One of the tacit assurances of living in a developed country is that you will always have access to clean drinking water. You should never have to worry that your family will fall ill while fulfilling one of life’s basic necessities.
In a rapidly developing country like Malaysia, that confidence should be increasing.
A hot, wet and humid equatorial nation, in parts of the eastern coast of the Peninsular seeing 5,000mm of rainfall is not uncommon to quench our 150 river systems.
So why then are people in states such as Kedah and Kelantan going thirsty due to the poor quality of the water that is being delivered to their homes – if it is even being delivered at all?
Something is clearly amiss – and the blame seems to be falling on the Opposition-controlled state governments that are at the helm there.
The Opposition failings have not been for want of attempts by the Federal Government to rectify the situation.
The Rural and Regional Development Minister, Datuk Seri Mohd Shafie Apdal said recently that the implementation of Rural Basic Infrastructure (RBI) was moving ahead under the GTP.
Under the NKRA, his ministry has managed to connect 112,425 more houses with clean and treated water.
The poster-child for unacceptable water quality is Kelantan. And frankly, Nik Aziz has no excuses for its poor performance. For 22 years he has been in power there – yet nothing has been achieved to resolve the situation. Instead, it has simply been allowed to fester.
Indeed there have been calls for the state’s Menteri Besar to quit over his apparently lackadaisical approach.
Azmi Ali, the head of the People of Kelantan Action Council, says that after over two decades in power, there is no longer a place in the state for the PAS spiritual leader.
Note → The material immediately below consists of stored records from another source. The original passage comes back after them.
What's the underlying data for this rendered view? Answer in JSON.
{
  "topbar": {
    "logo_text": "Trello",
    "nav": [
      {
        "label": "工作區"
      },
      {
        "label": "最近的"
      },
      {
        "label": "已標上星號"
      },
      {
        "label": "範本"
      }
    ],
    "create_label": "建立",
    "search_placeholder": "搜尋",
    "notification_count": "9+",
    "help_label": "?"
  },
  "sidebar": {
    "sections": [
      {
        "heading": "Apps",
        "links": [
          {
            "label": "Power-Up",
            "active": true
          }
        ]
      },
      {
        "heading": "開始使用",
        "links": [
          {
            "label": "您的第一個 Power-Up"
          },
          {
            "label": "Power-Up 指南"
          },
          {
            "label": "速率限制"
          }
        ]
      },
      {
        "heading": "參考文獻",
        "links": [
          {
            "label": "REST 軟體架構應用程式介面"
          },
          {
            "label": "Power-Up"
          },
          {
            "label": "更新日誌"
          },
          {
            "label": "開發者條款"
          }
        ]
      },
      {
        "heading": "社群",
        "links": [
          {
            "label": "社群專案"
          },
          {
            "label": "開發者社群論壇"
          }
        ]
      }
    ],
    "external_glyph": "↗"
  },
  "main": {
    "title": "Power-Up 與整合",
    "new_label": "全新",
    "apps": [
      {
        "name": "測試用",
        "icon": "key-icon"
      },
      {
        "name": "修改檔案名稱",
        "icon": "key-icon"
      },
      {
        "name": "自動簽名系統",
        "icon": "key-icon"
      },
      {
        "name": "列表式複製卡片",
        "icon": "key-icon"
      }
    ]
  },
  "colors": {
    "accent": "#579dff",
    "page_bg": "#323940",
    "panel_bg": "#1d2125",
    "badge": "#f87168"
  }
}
“The people of Kelantan are not asking for a revolving tower or tiered flyover. We only want clean water. PAS carries the slogan, Welfare State, but it can’t even solve the water problem. The people of Kelantan are very stressed out with this problem,” he said.
Currently more than one million people in the state are affected, many severely, through a combination of faulty and ageing treatment plants, rusty pipes and worse.
In fact, the Malaysian Anti-Corruption Commission (MACC) recently began an investigation into allegations that some of the funds allocated by the Federal Government were misappropriated by the local water supply agency, Air Kelantan Sdn Bhd.
The investigations began in the same week that Deputy Prime Minister Tan Sri Muhyiddin Yassin was forced to step in and overrule the PAS state Government on the issue. In total, RM100,000 was used from the Education Ministry’s Emergency Budget, which is set aside to deal with circumstances such as these. However, the DPM said that this could have been avoided if the state Government in Kelantan had simply done their job.
“The state government is incapable of solving the problem, although the federal government has stepped in to assist by approving an interest-free loan of about RM618mil,” he said this week.
For the people there still getting dirty piped water, contaminated with bacteria and dangerous traces of metals, that is simply not good enough.
Kedah has also faced serious problems, with disruptions to its supply becoming increasingly regular over recent years.
And this week we have seen reports that the crisis threatens to bubble over into Selangor – anotherOpposition held state.
The executive chairman of Syarikat Bekalan Air Selangor Sdn Bhd (Syabas), Tan Sri Rozali Ismail, said that his organisation had submitted details about areas that were hit by critical levels of shortages.
“These facts cannot be denied. If the situation is getting worse, then, anything else to say is pointless,” he said.
“If the state government does not believe, they can challenge these data. Please send any external consultants to check on the water data that we have processed.”
He also urged the Selangor Government to resolve the issues, including the Langat 2 Water Treatment Plant project immediately, to avert a possible water crisis in the Klang Valley by 2014.
Sultan Sharafuddin Idris Shah recently implored Tan Sri Abdul Khalid Ibrahim and his colleagues not to politicise the water issue.
“Some people think that the water problem is trivial but I view it seriously because it will affect our life and national development.
“I don’t want the water issue to be politicised as the people need it and there are no other alternatives,” he said, concerned that a crisis could endanger the states reputation with investors – something that could slow down growth at a crucial time for Malaysia.
For the Opposition politicians who have shown such deplorable apathy, the issue will soon be what to do after they are ousted out of office by voters thirsty for change.
If they can’t manage to get the basics right in a handful of states, (in some cases after 22 years!) how can they possibly be trusted with managing the entire country?